  • SAP (Sustainability Performance Management) helps in managing multiple sustainability frameworks, Data collection, helps converting sustainability data into actionable information, Aligns sustainability KPIs to corporate objectives and risks
  • SOFI Solution 4 helps companies to integrate sustainability into their core business.
  • Enablon (Sustainability Management Platform)  enables companies to meet their needs in terms of nonfinancial reporting, operational performance and regulatory compliance

While most new areas in industrial development has such globally acclaimed solutions that there are many challenges that companies face  in choosing a solution in the developing economies (ex: Asia and Africa):

  • Accessibility to solution provider
  • Success stories from near shore countries
  • Hesitation to become early adopters
  • Ability to synchronize and synergize solutions already in place in the organization

SUPM (Sustainability Performance Management) of SAP builds on proven management processes and tools developed over decades of managing compliance and improving corporate performance and helps align a company’s operational and financial performance ultimately identifying how to convert sustainability into profitability.

ECC International being one of the leading training and consulting firms in the field of Corporate Sustainability and Governance in South East Asia recently partnered with SAP’s Extended Business Member program to help organizations generate more consistent and accurate sustainability reports and ultimately achieve sustainable performance.


ECCI becomes Key GRI Organizational Stakeholder

ECC International (ECCI) has officially become a key organizational stakeholder of GRI (Global Reporting Initiative). ECCI from now on will be recognized by GRI as an organization seeking to demonstrate a leadership position and commitment towards sustainability. As a leading process improvement consulting and training solutions provider in South East Asia, ECCI has long been deeply involved with and fully committed to helping companies achieve corporate sustainability and performance excellence.
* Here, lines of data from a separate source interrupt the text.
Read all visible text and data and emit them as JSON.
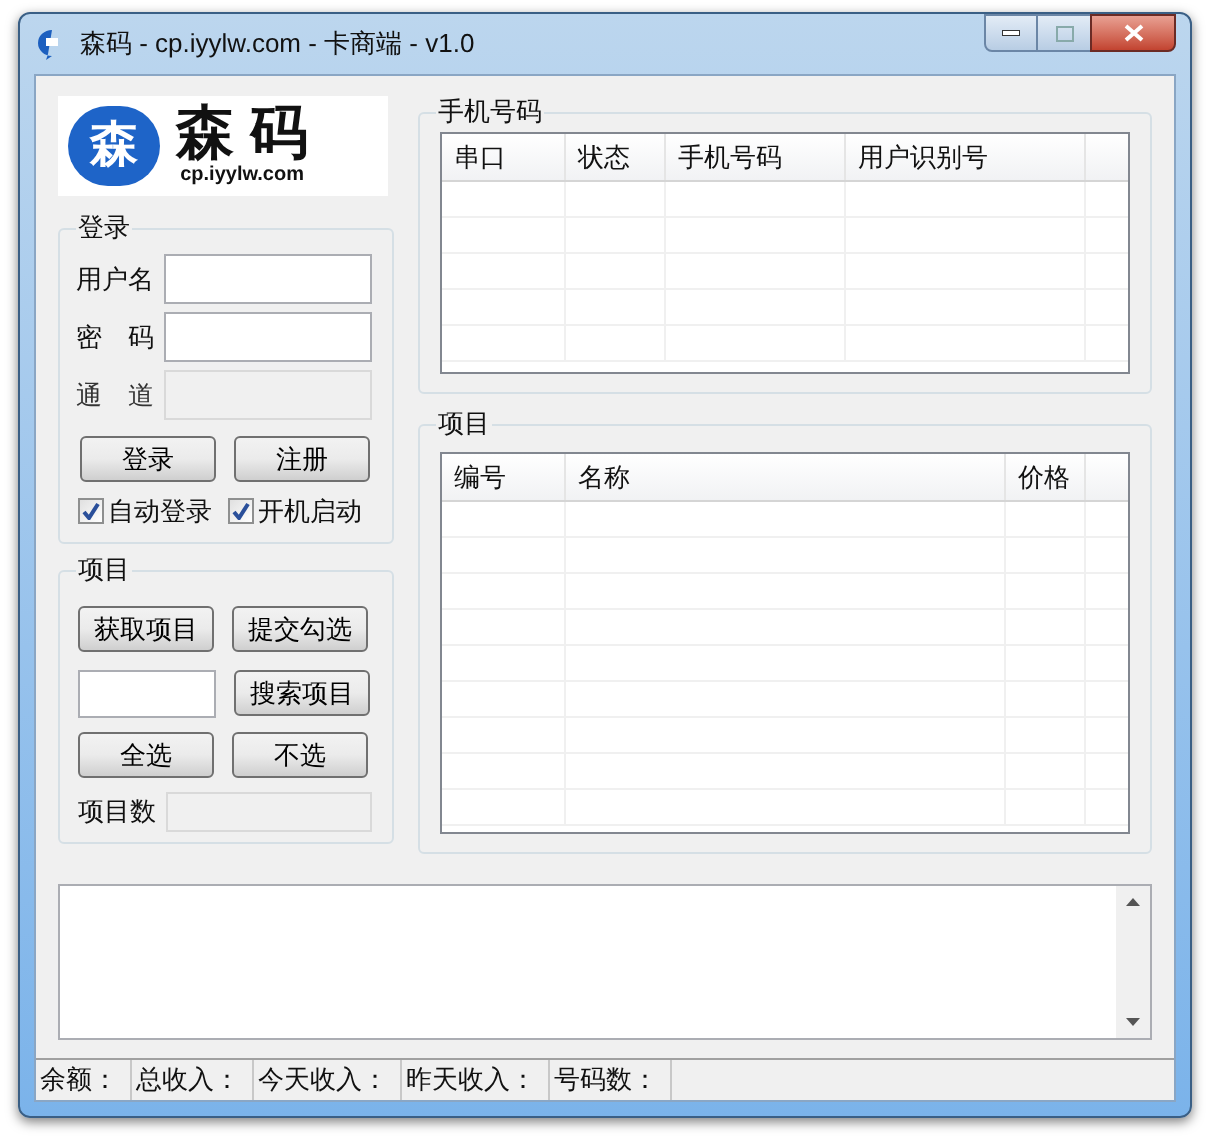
{
  "window": {
    "title": "森码 - cp.iyylw.com - 卡商端 - v1.0"
  },
  "logo": {
    "badge": "森",
    "name": "森 码",
    "url": "cp.iyylw.com"
  },
  "login": {
    "title": "登录",
    "fields": [
      {
        "label": "用户名",
        "disabled": false
      },
      {
        "label": "密　码",
        "disabled": false
      },
      {
        "label": "通　道",
        "disabled": true
      }
    ],
    "buttons": [
      "登录",
      "注册"
    ],
    "checkboxes": [
      {
        "label": "自动登录",
        "checked": true
      },
      {
        "label": "开机启动",
        "checked": true
      }
    ]
  },
  "projects": {
    "title": "项目",
    "buttons_row1": [
      "获取项目",
      "提交勾选"
    ],
    "search_button": "搜索项目",
    "buttons_row3": [
      "全选",
      "不选"
    ],
    "count_label": "项目数"
  },
  "phone_table": {
    "title": "手机号码",
    "columns": [
      "串口",
      "状态",
      "手机号码",
      "用户识别号"
    ]
  },
  "project_table": {
    "title": "项目",
    "columns": [
      "编号",
      "名称",
      "价格"
    ]
  },
  "status_bar": [
    "余额：",
    "总收入：",
    "今天收入：",
    "昨天收入：",
    "号码数："
  ]
}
ECCI has been working with leading SE Asian companies for over 10 years to promote good practices around corporate responsibility, social accountability, good governance and corporate citizenship through the implementation of ILO (International Labor Organization) regulations, GRI guidelines, CSR best practices and Environmental management standards, among others.

As an official organizational stakeholder of GRI, “we take another key step towards deepening our commitment to the practice of sustainability and promoting ESG best practices with our clients”, says Ms. Mayeen Magno, CEO, ECCI. Some of the key benefits of being a GRI stakeholder includes regular contact with GRI personnel, access to all the latest information and updates on sustainability reporting framework and the ability vote annually to elect Stakeholder Council members.

The Global Reporting Initiative (GRI) is a network-based organization that pioneered the world’s most widely used sustainability reporting framework. GRI is committed to the Framework’s continuous improvement and application worldwide. GRI’s core goals include the mainstreaming of disclosure on environmental, social and governance performance. To learn more about GRI, please visit